I once told my lecturer at journalism school that I would never take a job at a rightwing newspaper. She told me not to be so idealistic if I wanted to work in journalism – and that Rupert Murdoch would die one day. It was 1999.

Describe a public personality who exemplifies everything you’d like to be yourself, then another public personality who incarnates everything you’d least like to be.

First: Gina Miller – I admire her courage and clarity, her knowledge of financial systems, politics and the law, and her fearlessness in holding those systems to account.

Second: Katie Hopkins.

If you were an Egyptian pharoah and had to be buried with a few key objects to take to the next world, what would they be?

I’m assuming the next world (for Pharoahs) is an enormous library of world literature and I can somehow read in the original language, or it is in brilliant translation. So I would take my reading glasses. Also something to write with that would work infinitely in the next world. And a never-ending blank notebook.

Do you have a favourite joke, quotation or proverb?

Jitna hasta hai, utna rota hai – as much as you laugh you’ll cry. It was my grandmother’s fun-killing warning of choice. It only used to make us laugh harder.

What’s your favourite portrait (it can be a song, a painting, a film, anything)?

Photograph: Dust breeding, Man Ray (1967)

Painting: Self portrait, Amrita Sher Gil (1930)

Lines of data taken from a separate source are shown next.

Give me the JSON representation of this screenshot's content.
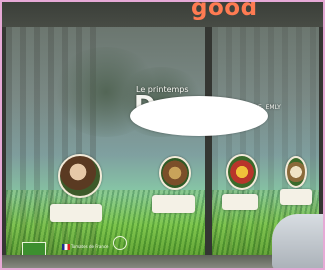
{
  "storefront": {
    "sign_left_text": "",
    "sign_brand": "good",
    "sign_subtext": "",
    "window_line_1": "Le printemps",
    "window_letter_large": "D",
    "window_line_tail": "E, EMLY",
    "logos": {
      "bio_label": "",
      "flag_caption": "Tomates de France"
    }
  },
  "colors": {
    "sign_orange": "#ff7b52",
    "grass_green": "#76c24d",
    "frame_dark": "#343632",
    "border_pink": "#e6a9d6",
    "redaction": "#ffffff"
  }
}
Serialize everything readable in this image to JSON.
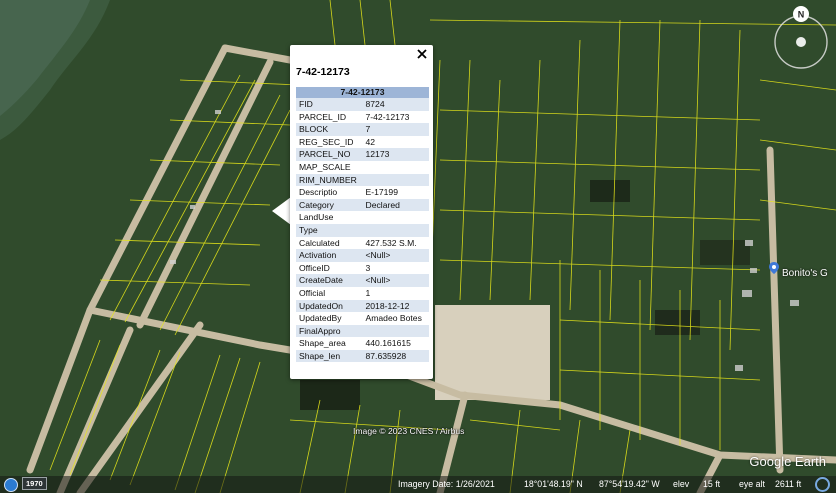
{
  "popup": {
    "title": "7-42-12173",
    "table_header": "7-42-12173",
    "rows": [
      {
        "key": "FID",
        "value": "8724"
      },
      {
        "key": "PARCEL_ID",
        "value": "7-42-12173"
      },
      {
        "key": "BLOCK",
        "value": "7"
      },
      {
        "key": "REG_SEC_ID",
        "value": "42"
      },
      {
        "key": "PARCEL_NO",
        "value": "12173"
      },
      {
        "key": "MAP_SCALE",
        "value": ""
      },
      {
        "key": "RIM_NUMBER",
        "value": ""
      },
      {
        "key": "Descriptio",
        "value": "E-17199"
      },
      {
        "key": "Category",
        "value": "Declared"
      },
      {
        "key": "LandUse",
        "value": ""
      },
      {
        "key": "Type",
        "value": ""
      },
      {
        "key": "Calculated",
        "value": "427.532 S.M."
      },
      {
        "key": "Activation",
        "value": "<Null>"
      },
      {
        "key": "OfficeID",
        "value": "3"
      },
      {
        "key": "CreateDate",
        "value": "<Null>"
      },
      {
        "key": "Official",
        "value": "1"
      },
      {
        "key": "UpdatedOn",
        "value": "2018-12-12"
      },
      {
        "key": "UpdatedBy",
        "value": "Amadeo Botes"
      },
      {
        "key": "FinalAppro",
        "value": ""
      },
      {
        "key": "Shape_area",
        "value": "440.161615"
      },
      {
        "key": "Shape_len",
        "value": "87.635928"
      }
    ],
    "close_glyph": "×"
  },
  "map": {
    "attribution": "Image © 2023 CNES / Airbus",
    "brand": "Google Earth",
    "poi_label": "Bonito's G",
    "compass_label": "N"
  },
  "statusbar": {
    "historical_year": "1970",
    "imagery_date": "Imagery Date: 1/26/2021",
    "latitude": "18°01'48.19\" N",
    "longitude": "87°54'19.42\" W",
    "elev_label": "elev",
    "elev_value": "15 ft",
    "eye_alt_label": "eye alt",
    "eye_alt_value": "2611 ft"
  },
  "colors": {
    "vegetation": "#2f4a2a",
    "road": "#c9bfa6",
    "parcel_lines": "#e8e817",
    "table_header": "#9db5d7",
    "row_alt": "#dde6f1"
  },
  "icons": [
    "close-icon",
    "compass-icon",
    "poi-pin-icon",
    "historical-imagery-icon",
    "streaming-icon"
  ]
}
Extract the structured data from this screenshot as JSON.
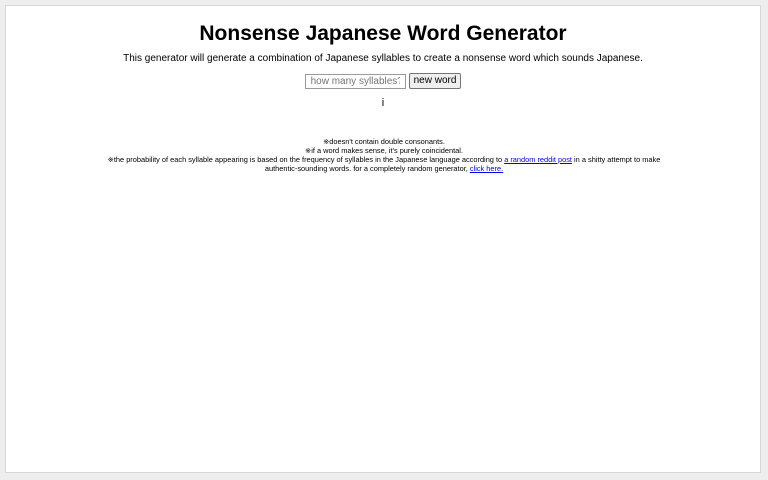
{
  "page": {
    "title": "Nonsense Japanese Word Generator",
    "intro": "This generator will generate a combination of Japanese syllables to create a nonsense word which sounds Japanese."
  },
  "controls": {
    "syllables_placeholder": "how many syllables?",
    "syllables_value": "",
    "new_word_label": "new word"
  },
  "result": {
    "word": "i"
  },
  "notes": {
    "note1": "※doesn't contain double consonants.",
    "note2": "※if a word makes sense, it's purely coincidental.",
    "note3_before": "※the probability of each syllable appearing is based on the frequency of syllables in the Japanese language according to ",
    "note3_link": "a random reddit post",
    "note3_middle": " in a shitty attempt to make authentic-sounding words. for a completely random generator, ",
    "note3_link2": "click here."
  },
  "colors": {
    "link": "#0000ee",
    "background": "#ffffff",
    "outer_background": "#eeeeee"
  }
}
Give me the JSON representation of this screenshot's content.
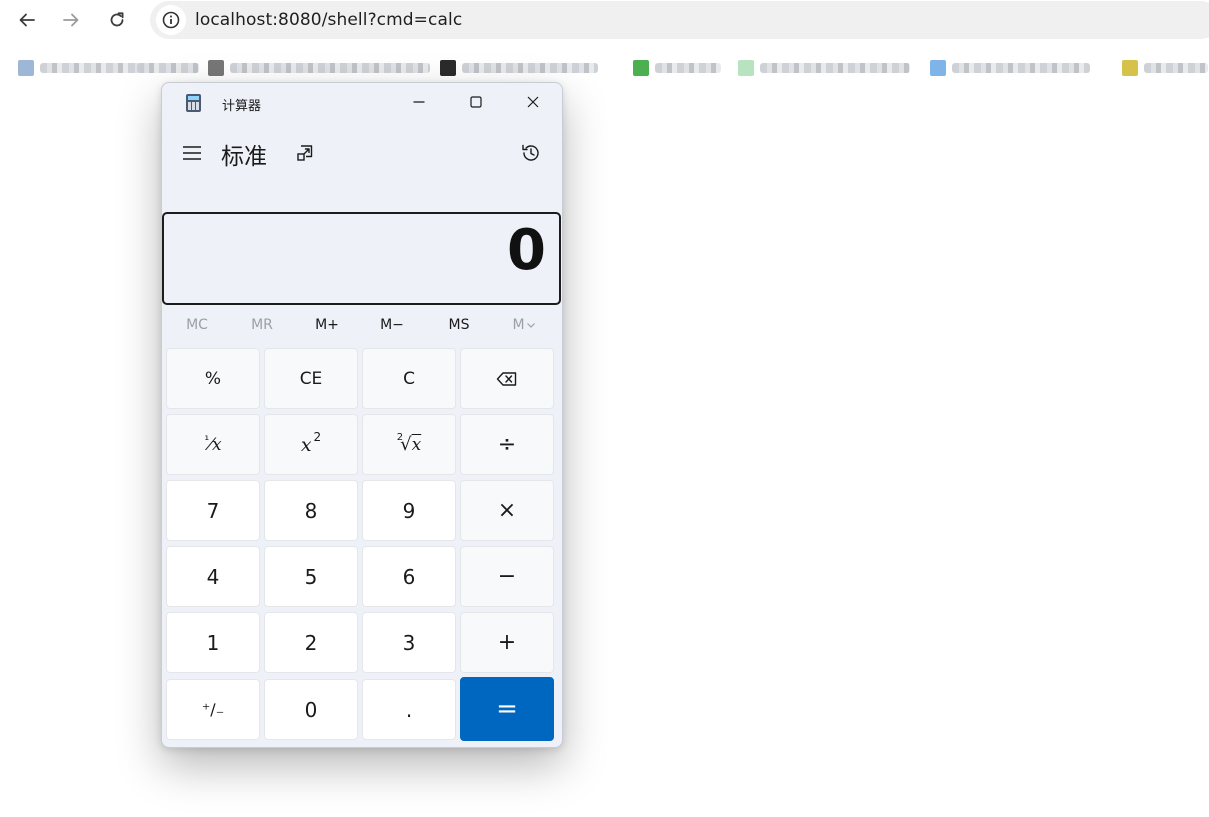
{
  "browser": {
    "url": "localhost:8080/shell?cmd=calc",
    "back_icon": "arrow-left-icon",
    "forward_icon": "arrow-right-icon",
    "reload_icon": "reload-icon",
    "site_info_icon": "info-icon",
    "bookmarks_blurred": true,
    "bookmark_icon_colors": [
      "#9fb7d6",
      "#777777",
      "#2b2b2b",
      "#4caf50",
      "#b7e3c0",
      "#7fb4e8",
      "#d6c24a"
    ]
  },
  "window": {
    "title": "计算器",
    "minimize_icon": "minimize-icon",
    "maximize_icon": "maximize-icon",
    "close_icon": "close-icon"
  },
  "calculator": {
    "mode": "标准",
    "display_value": "0",
    "menu_icon": "hamburger-icon",
    "keep_on_top_icon": "keep-on-top-icon",
    "history_icon": "history-icon",
    "memory": [
      {
        "label": "MC",
        "enabled": false
      },
      {
        "label": "MR",
        "enabled": false
      },
      {
        "label": "M+",
        "enabled": true
      },
      {
        "label": "M−",
        "enabled": true
      },
      {
        "label": "MS",
        "enabled": true
      },
      {
        "label": "M",
        "enabled": false
      }
    ],
    "keys": {
      "percent": "%",
      "ce": "CE",
      "c": "C",
      "reciprocal_num": "¹",
      "reciprocal_den": "⁄x",
      "square_base": "x",
      "square_exp": "2",
      "sqrt_index": "2",
      "sqrt_sign": "√",
      "sqrt_var": "x",
      "divide": "÷",
      "multiply": "×",
      "minus": "−",
      "plus": "+",
      "equals": "=",
      "seven": "7",
      "eight": "8",
      "nine": "9",
      "four": "4",
      "five": "5",
      "six": "6",
      "one": "1",
      "two": "2",
      "three": "3",
      "negate": "⁺∕₋",
      "zero": "0",
      "decimal": ".",
      "backspace_icon": "backspace-icon"
    },
    "accent_color": "#0067c0"
  }
}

Building: the Barbican in London, Chamberlain Powell and Bonn, (1960s -70s)

Book: Disgrace, JM Coetzee (1999)